With Young Children
The Waldorf approach offers many rich and beautiful ideas for celebrating the round of the year. Young children thrive on the magic and excitement of holiday traditions. They also love anticipation. One of the first things about creating holiday traditions in your family can be paying close attention to the build up. All of it can be special. The way the house is prepared. The food that is cooked or the music played. Your children can be included in all of it.
One of the keys to remember is that young children like to do things the same exact way over and over again. Keep that in mind as you plan what you want to do for the celebration, you will probably be asked to do it the same way the following year…and yes, they will remember.
I like to think of the dining room table as the center, or heart, of my own home. Some families have a small alter in their home. I have my table. Most family holiday celebrations happen around a special meal, so the table is a good place to start.
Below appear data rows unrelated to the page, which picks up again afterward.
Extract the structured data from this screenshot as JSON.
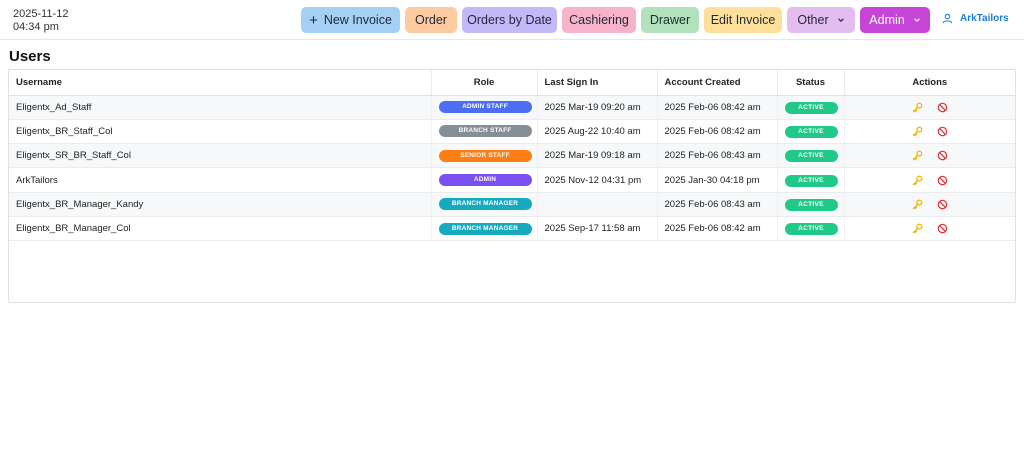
{
  "header": {
    "date": "2025-11-12",
    "time": "04:34 pm",
    "nav": [
      {
        "id": "new-invoice",
        "label": "New Invoice",
        "color": "#a5d0f5",
        "icon": "plus-icon"
      },
      {
        "id": "order",
        "label": "Order",
        "color": "#fecba1"
      },
      {
        "id": "orders-by-date",
        "label": "Orders by Date",
        "color": "#c5b8f8"
      },
      {
        "id": "cashiering",
        "label": "Cashiering",
        "color": "#f7b3c9"
      },
      {
        "id": "drawer",
        "label": "Drawer",
        "color": "#b2e2bc"
      },
      {
        "id": "edit-invoice",
        "label": "Edit Invoice",
        "color": "#fee09a"
      },
      {
        "id": "other",
        "label": "Other",
        "color": "#e3bdf0",
        "icon": "chevron-down-icon"
      },
      {
        "id": "admin",
        "label": "Admin",
        "color": "#c545d6",
        "text_color": "#ffffff",
        "icon": "chevron-down-icon"
      }
    ],
    "user": {
      "name": "ArkTailors",
      "icon": "user-icon",
      "color": "#1c7ed6"
    }
  },
  "page": {
    "title": "Users"
  },
  "table": {
    "columns": [
      "Username",
      "Role",
      "Last Sign In",
      "Account Created",
      "Status",
      "Actions"
    ],
    "role_colors": {
      "ADMIN STAFF": "#4c6ef5",
      "BRANCH STAFF": "#868e96",
      "SENIOR STAFF": "#fd7e14",
      "ADMIN": "#7950f2",
      "BRANCH MANAGER": "#15aabf"
    },
    "status_color": "#20c987",
    "action_icons": [
      {
        "name": "key-icon",
        "color": "#f0b400"
      },
      {
        "name": "ban-icon",
        "color": "#e03131"
      }
    ],
    "rows": [
      {
        "username": "Eligentx_Ad_Staff",
        "role": "ADMIN STAFF",
        "last_sign_in": "2025 Mar-19 09:20 am",
        "created": "2025 Feb-06 08:42 am",
        "status": "ACTIVE"
      },
      {
        "username": "Eligentx_BR_Staff_Col",
        "role": "BRANCH STAFF",
        "last_sign_in": "2025 Aug-22 10:40 am",
        "created": "2025 Feb-06 08:42 am",
        "status": "ACTIVE"
      },
      {
        "username": "Eligentx_SR_BR_Staff_Col",
        "role": "SENIOR STAFF",
        "last_sign_in": "2025 Mar-19 09:18 am",
        "created": "2025 Feb-06 08:43 am",
        "status": "ACTIVE"
      },
      {
        "username": "ArkTailors",
        "role": "ADMIN",
        "last_sign_in": "2025 Nov-12 04:31 pm",
        "created": "2025 Jan-30 04:18 pm",
        "status": "ACTIVE"
      },
      {
        "username": "Eligentx_BR_Manager_Kandy",
        "role": "BRANCH MANAGER",
        "last_sign_in": "",
        "created": "2025 Feb-06 08:43 am",
        "status": "ACTIVE"
      },
      {
        "username": "Eligentx_BR_Manager_Col",
        "role": "BRANCH MANAGER",
        "last_sign_in": "2025 Sep-17 11:58 am",
        "created": "2025 Feb-06 08:42 am",
        "status": "ACTIVE"
      }
    ]
  }
}
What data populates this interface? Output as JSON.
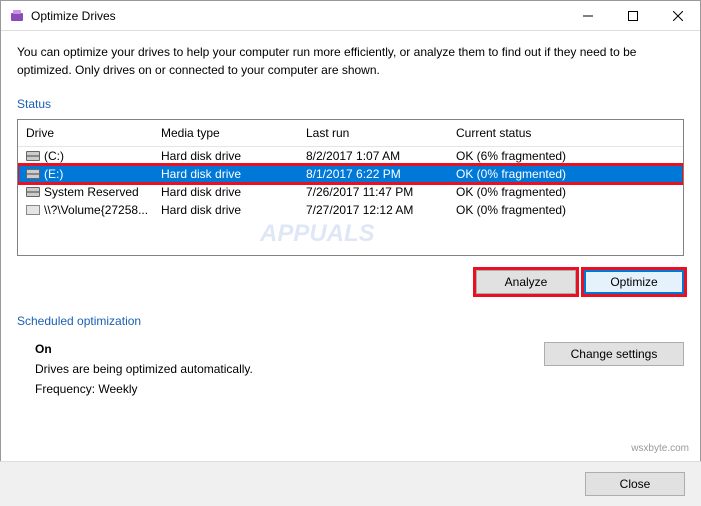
{
  "window": {
    "title": "Optimize Drives"
  },
  "description": "You can optimize your drives to help your computer run more efficiently, or analyze them to find out if they need to be optimized. Only drives on or connected to your computer are shown.",
  "status_label": "Status",
  "table": {
    "headers": {
      "drive": "Drive",
      "media": "Media type",
      "lastrun": "Last run",
      "status": "Current status"
    },
    "rows": [
      {
        "drive": "(C:)",
        "media": "Hard disk drive",
        "lastrun": "8/2/2017 1:07 AM",
        "status": "OK (6% fragmented)",
        "selected": false
      },
      {
        "drive": "(E:)",
        "media": "Hard disk drive",
        "lastrun": "8/1/2017 6:22 PM",
        "status": "OK (0% fragmented)",
        "selected": true
      },
      {
        "drive": "System Reserved",
        "media": "Hard disk drive",
        "lastrun": "7/26/2017 11:47 PM",
        "status": "OK (0% fragmented)",
        "selected": false
      },
      {
        "drive": "\\\\?\\Volume{27258...",
        "media": "Hard disk drive",
        "lastrun": "7/27/2017 12:12 AM",
        "status": "OK (0% fragmented)",
        "selected": false
      }
    ]
  },
  "buttons": {
    "analyze": "Analyze",
    "optimize": "Optimize",
    "change_settings": "Change settings",
    "close": "Close"
  },
  "scheduled": {
    "label": "Scheduled optimization",
    "on": "On",
    "desc": "Drives are being optimized automatically.",
    "frequency": "Frequency: Weekly"
  },
  "watermark": "wsxbyte.com"
}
For a Spring Celebration I would start slowly, maybe weeks before, with a simple vase of new spring flowers. Growing grass seed or wheat grass seed in a basket, (with a plant saucer in it), can be a nice alternative to “Easter grass” that you buy at the store. Even very young children can be responsible to keep the grass seed watered, (a spray bottle or mister works well for this). Slowly eggs and nests start to appear and then an egg tree, all laid out on a spring green silk.
Young children love to celebrate things close to their own direct experience. Flowers blooming, grass coming up and turning green, eggs and nests everywhere….these things are miraculous to young children. There is little need to purchase any extra “stuff” to create a beautiful festival. So much can be gathered from your environment. There is also the consideration of the expectation that you establish as part of your tradition. If your family celebrates every Holiday by giving elaborate gifts, that will be what your children expect the holiday to be. If the holiday is about something special that you cook together only at that time of the year, or some special songs that you sing together that is what the expectation will be.
I also like to think in terms of complete cycles. I once went to a demonstration where these Tibetan Monks made an amazing and elaborate mandala, out of different colored sand. After it was finished and they said a few prayers over it, they wiped it away, and cleaned off the table that it had been on. The work to build it had taken weeks; it was completely gone in an hour. Their belief was that the mandala was attractive to a particular healing spirit, it would draw the spirit’s attention and the spirit would grant a blessing, but then you had to destroy the mandala, in order to release the spirit or else it would get really angry.
I think that when we create a family holiday or festival it is like that, we create an opening for magic to take place. It is also important to release the magic, to clean everything up, and carefully put it away for next time. This can add to the fun like getting together with friends to have a winter bonfire to burn Christmas trees. When my kids were young, we always smashed up the eggs from the egg tree to make a beautiful multi-colored “magic dust” to help our garden.
From the Waldorf perspective the round of the year can be seen as a breathing process: with the winter solstice as the extreme in-breath, and the summer solstice as the out-breath, the equinoxes, (which literally mean equal night, or the time when day and night are in balance), as the points of balance and rest, in between. The colors we use in the classroom reflect this…deep blues in the winter and bright yellows in the summer. Many stories and song reflect the play of light and dark in the round of the year. Celebrating these is also something from the child’s direct experience.
Light and dark, miracles from the natural world, these themes are universal, something that we all share, festivals based on these can also help to bring us all together, whatever religious or spiritual traditions we follow.